According to France’s Interior Ministry, more than 60 percent involved anti- Jewish graffiti or verbal abuse. But there were also a dozen attempts to set synagogues on fire or damage graves.
The attacks were topped off by the shocking success of right-wing extremist Jean-Marie Le Pen in the first round of French presidential elections last week, triggering calls from Israel for French Jews to make mass aliyah to the Jewish state.
Most of the attacks were the acts of alienated young Arab immigrants hitting out at Jews as surrogates for Israel, and were not part of an orchestrated campaign.
But the anti-Semitic violence has been coupled with a subtle ideological shift.
Widespread sympathy for the Palestinians and widespread identification of Jews and Judaism with the State of Israel and its policies have opened the door to a growing acceptance of classic anti-Semitic rhetoric in both public discourse and private conversation.
“There is a difference between what’s going on in France and Belgium and what’s going on in Italy,” said Francesco Spagnolo Acht, director of a Jewish music study center in Milan. “In Italy, so far, there has not been any violence. Here, anti-Israel and anti-Semitic opinions are spread by local Italians. It is ideological, but very vocal.
“The debate over Israel/Palestine has given room to a series of anti-Semitic episodes that suggest a clear connection between traditionally left-wing anti- Zionist ideas with the more rooted Catholic anti-Semitic beliefs,” he said.
“Thus, even in the national and politically moderate press, the old accusation of murdering Jesus has surfaced. Such accusations and mythologies are also being adopted by the extreme-left newspapers.
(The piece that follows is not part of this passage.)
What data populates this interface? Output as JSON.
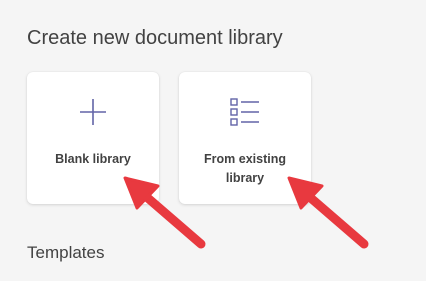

The mixture is a true Molotov cocktail.”
Local politics make the situation even more complex: Leftist pro-Palestinian stances are countered by pro-Israel platforms adopted by the right.
Many Italian Jews are uncomfortable to find that one of Israel’s most vocal public supporters is the National Alliance, a party that grew out of the fascist movement.
In part, these trends reflect complex fallout from broader global issues.
These issues include E.U. attempts to do away with borders and revamp traditional political, social and economic relations.
But they also include worries about economic globalization, the conflict between the Third World and modernity, insecurities and anti-Americanism, particularly following the Sept. 11 attacks and the war in Afghanistan.
“Many Europeans today, especially the citizens of small, unimportant states, feel bewildered and lost,” Tony Judt, director of the Remarque Institute at New York University, wrote in The New York Times. “Their countries and their institutions have lost their place in a globalizing world economy — and above all in an institutionally homogenized European Union.”
In this context, Kovacs said, it has been easy for some to focus on the age-old symbol of borderless, international identity — the Jew.
“There are a lot of concrete political problems now, and all of them can be brought into connection with the Jews and Israel in a way,” Kovacs said.
“For those who are anti-Semitic, this is a perfect way to legitimize this attitude,” he said. “One symbol unites them — the Jew, the cosmopolitan Jew against nation state, the cosmopolitan Jew bound to America.”
Another important factor, he said, is the difficulty in understanding the loyalty felt by Jewish citizens of European countries to another state, Israel.
Jewish leaders, meanwhile, are gearing up for action.
“On many occasions when there is a deterioration in the social fabric, it starts with the Jews, especially here on this continent where there has been a history of anti-Semitism,” Avi Beker, secretary-general of the World Jewish Congress, said last week in Brussels.
Beker spoke during a strategy session of international Jewish leaders, who agreed to set up a Jewish information center to monitor anti-Semitism in Europe and serve as a political voice and lobby for European Jewry.
They also called for holding a European-wide Jewish rally in Brussels on May 29.
The Archive of the Jewish Telegraphic Agency includes articles published from 1923 to 2008. Archive stories reflect the journalistic standards and practices of the time they were published.